Experiment with a couple different size funnels. We started with a 6" funnel that occasionally dropped the stronghold ball. We upgraded to a 10" and one of the students almost broke the bot when he went to rip the ball out.
Don’t expect to suck up a ball even 1" away though. You’re not gonna get anything to do that, but once you bump it that ball will stick. (even the texture on the ball won’t slow you down)
The hatch will be a bit tricky since it has that giant hole in the middle that the vacuum won’t keep up with.
Redline motors are your best choice for making your own turbine vacuum. We tested ours from last year today and it works with the cargo 10x better than it did with power cubes.
Also, the person above me that mentioned air flow. Is correct.
The armavac you linked was sold out, are there any good alternatives you know of?
I personally think that people wanting to use vacuums to pick up balls are massively underestimating howuch the balls will be bouncing around.
Consider studying team 3824’s 2014 robot. A regional winning vacuum bot in a game that had ball game pieces.
As they did you might consider using wheels to bring the ball into your robot and then use the vacuum to hold it on your elevator. If the vacuum cup was lighter weight than a gripper could be.

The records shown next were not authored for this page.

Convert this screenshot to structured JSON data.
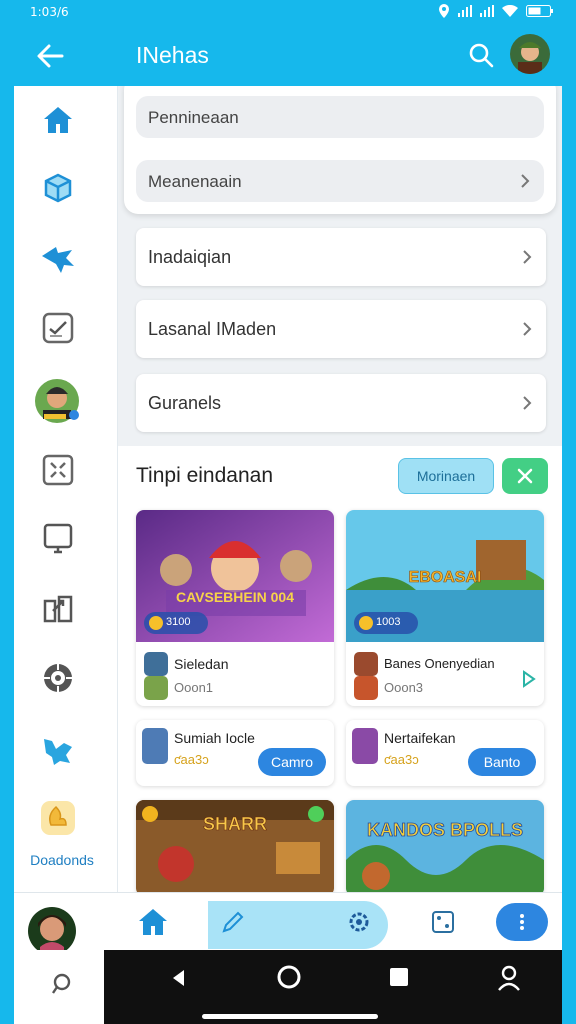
{
  "status": {
    "time": "1:03/6"
  },
  "appbar": {
    "title": "INehas"
  },
  "sidebar": {
    "items": [
      {
        "icon": "home-icon"
      },
      {
        "icon": "box-icon"
      },
      {
        "icon": "plane-icon"
      },
      {
        "icon": "tasks-icon"
      },
      {
        "icon": "profile-avatar"
      },
      {
        "icon": "grid-icon"
      },
      {
        "icon": "monitor-icon"
      },
      {
        "icon": "share-icon"
      },
      {
        "icon": "settings-icon"
      },
      {
        "icon": "tool-icon"
      },
      {
        "icon": "downloads-icon"
      }
    ],
    "downloads_label": "Doadonds"
  },
  "settings": {
    "top_card": {
      "field1": "Pennineaan",
      "field2": "Meanenaain"
    },
    "rows": [
      "Inadaiqian",
      "Lasanal IMaden",
      "Guranels"
    ]
  },
  "games_section": {
    "title": "Tinpi eindanan",
    "more_label": "Morinaen",
    "cards": [
      {
        "art_title": "CAVSEBHEIN 004",
        "badge": "3100",
        "name": "Sieledan",
        "sub": "Ooon1"
      },
      {
        "art_title": "EBOASAI",
        "badge": "1003",
        "name": "Banes Onenyedian",
        "sub": "Ooon3"
      },
      {
        "name": "Sumiah Iocle",
        "sub": "ƈaa3ɔ",
        "button": "Camro"
      },
      {
        "name": "Nertaifekan",
        "sub": "ƈaa3ɔ",
        "button": "Banto"
      },
      {
        "art_title": "SHARR"
      },
      {
        "art_title": "KANDOS BPOLLS"
      }
    ]
  },
  "colors": {
    "primary": "#16b8ec",
    "accent": "#2d86e0",
    "green": "#43cf85"
  }
}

If 1102 does a vacuum system in any way this year, I imagine it would be doing so utilizing a method like this.
Have you tested on Hatch Panels? If so, how well does the vacuum work considering you’ve got less area to suck onto?
We did not test hatch panels yet. We do not have a good method to do so yet. If we do decide to come up with a method to do so, I will report back.
By the way, what are some good cheap Shop Vacs I could buy to prototype with? And do you guys think that vacuum would be strong enough to hold the hatches?
I do not want to speculate on how well hatches may work. I have no idea honestly.
My team bought this vacuum turbine assembly and stripped the AC motor out of it. Created a shaft adapter and placed a redline motor into it. This created a vacuum turbine that generated around 30+ Lbs of pull. We staged 2 in series and got things up to 60+ Lbs of vacuum force. This is on power cubes. I do not have numbers for cargo…based on what I have see so far…the numbers should be better on Cargo.
Would you be willing to share your ideas with me for the vacuum unit? We have been testing ideas and have not yet had a breakthrough.
Many teams are using a pump like this https://www.amazon.com/dp/B00DYA21PU/ref=cm_sw_r_cp_apa_i_rP1xCbJYXEC5G and are switching the motor out for a approved 550 series motor as that is what comes with the pump, here is a vid of the team I mentor using this vaccum with the pump listed on a hatch, we are using it for a dedicated floor pickup for hatches, we have a different faster and more secure method for the loading station, but that system can’t grab off the floor, so we are using the two in conjunction https://www.chiefdelphi.com/uploads/default/original/3X/2/0/205632b498b0744ca53098cc03aab5665ca12bd4.mov